* YOUR GOAL *
Retype all of the data. Every line must match exactly.

[Recorded data]
[Start of Attachment]

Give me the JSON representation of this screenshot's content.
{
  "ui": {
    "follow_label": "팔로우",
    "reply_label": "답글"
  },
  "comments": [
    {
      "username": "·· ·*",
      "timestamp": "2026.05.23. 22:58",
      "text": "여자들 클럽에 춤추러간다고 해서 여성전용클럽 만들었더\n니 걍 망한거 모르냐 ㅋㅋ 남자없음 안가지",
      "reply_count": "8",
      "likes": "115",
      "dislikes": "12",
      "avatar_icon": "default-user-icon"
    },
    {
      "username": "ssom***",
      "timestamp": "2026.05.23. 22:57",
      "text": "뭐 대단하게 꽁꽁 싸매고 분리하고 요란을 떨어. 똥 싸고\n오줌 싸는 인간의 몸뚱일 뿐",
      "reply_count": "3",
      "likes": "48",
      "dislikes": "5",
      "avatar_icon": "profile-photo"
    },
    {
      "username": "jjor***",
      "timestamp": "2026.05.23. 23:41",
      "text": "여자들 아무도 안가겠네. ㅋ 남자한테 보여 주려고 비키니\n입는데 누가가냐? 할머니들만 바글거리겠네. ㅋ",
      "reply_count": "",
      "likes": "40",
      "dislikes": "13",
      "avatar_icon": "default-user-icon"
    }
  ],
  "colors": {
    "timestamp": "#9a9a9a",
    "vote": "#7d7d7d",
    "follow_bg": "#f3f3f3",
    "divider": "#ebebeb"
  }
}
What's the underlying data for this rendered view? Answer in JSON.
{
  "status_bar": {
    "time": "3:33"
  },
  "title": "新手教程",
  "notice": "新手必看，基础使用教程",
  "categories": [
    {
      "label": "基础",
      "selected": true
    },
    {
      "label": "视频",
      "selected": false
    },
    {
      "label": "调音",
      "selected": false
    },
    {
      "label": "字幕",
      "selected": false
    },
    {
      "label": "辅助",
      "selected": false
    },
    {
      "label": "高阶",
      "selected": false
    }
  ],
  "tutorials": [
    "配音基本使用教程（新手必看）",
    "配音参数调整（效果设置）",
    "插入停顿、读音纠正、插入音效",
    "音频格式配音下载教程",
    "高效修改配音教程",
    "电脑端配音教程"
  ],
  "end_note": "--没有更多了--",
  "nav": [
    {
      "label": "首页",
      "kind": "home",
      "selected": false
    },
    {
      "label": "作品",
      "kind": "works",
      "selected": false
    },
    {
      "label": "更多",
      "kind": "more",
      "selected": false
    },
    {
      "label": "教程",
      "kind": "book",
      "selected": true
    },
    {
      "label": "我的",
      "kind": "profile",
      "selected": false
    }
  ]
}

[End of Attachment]

* TASK ANSWER *
Give me the JSON representation of this screenshot's content.
{
  "ui": {
    "follow_label": "팔로우",
    "reply_label": "답글"
  },
  "comments": [
    {
      "username": "·· ·*",
      "timestamp": "2026.05.23. 22:58",
      "text": "여자들 클럽에 춤추러간다고 해서 여성전용클럽 만들었더\n니 걍 망한거 모르냐 ㅋㅋ 남자없음 안가지",
      "reply_count": "8",
      "likes": "115",
      "dislikes": "12",
      "avatar_icon": "default-user-icon"
    },
    {
      "username": "ssom***",
      "timestamp": "2026.05.23. 22:57",
      "text": "뭐 대단하게 꽁꽁 싸매고 분리하고 요란을 떨어. 똥 싸고\n오줌 싸는 인간의 몸뚱일 뿐",
      "reply_count": "3",
      "likes": "48",
      "dislikes": "5",
      "avatar_icon": "profile-photo"
    },
    {
      "username": "jjor***",
      "timestamp": "2026.05.23. 23:41",
      "text": "여자들 아무도 안가겠네. ㅋ 남자한테 보여 주려고 비키니\n입는데 누가가냐? 할머니들만 바글거리겠네. ㅋ",
      "reply_count": "",
      "likes": "40",
      "dislikes": "13",
      "avatar_icon": "default-user-icon"
    }
  ],
  "colors": {
    "timestamp": "#9a9a9a",
    "vote": "#7d7d7d",
    "follow_bg": "#f3f3f3",
    "divider": "#ebebeb"
  }
}
What's the underlying data for this rendered view? Answer in JSON.
{
  "status_bar": {
    "time": "3:33"
  },
  "title": "新手教程",
  "notice": "新手必看，基础使用教程",
  "categories": [
    {
      "label": "基础",
      "selected": true
    },
    {
      "label": "视频",
      "selected": false
    },
    {
      "label": "调音",
      "selected": false
    },
    {
      "label": "字幕",
      "selected": false
    },
    {
      "label": "辅助",
      "selected": false
    },
    {
      "label": "高阶",
      "selected": false
    }
  ],
  "tutorials": [
    "配音基本使用教程（新手必看）",
    "配音参数调整（效果设置）",
    "插入停顿、读音纠正、插入音效",
    "音频格式配音下载教程",
    "高效修改配音教程",
    "电脑端配音教程"
  ],
  "end_note": "--没有更多了--",
  "nav": [
    {
      "label": "首页",
      "kind": "home",
      "selected": false
    },
    {
      "label": "作品",
      "kind": "works",
      "selected": false
    },
    {
      "label": "更多",
      "kind": "more",
      "selected": false
    },
    {
      "label": "教程",
      "kind": "book",
      "selected": true
    },
    {
      "label": "我的",
      "kind": "profile",
      "selected": false
    }
  ]
}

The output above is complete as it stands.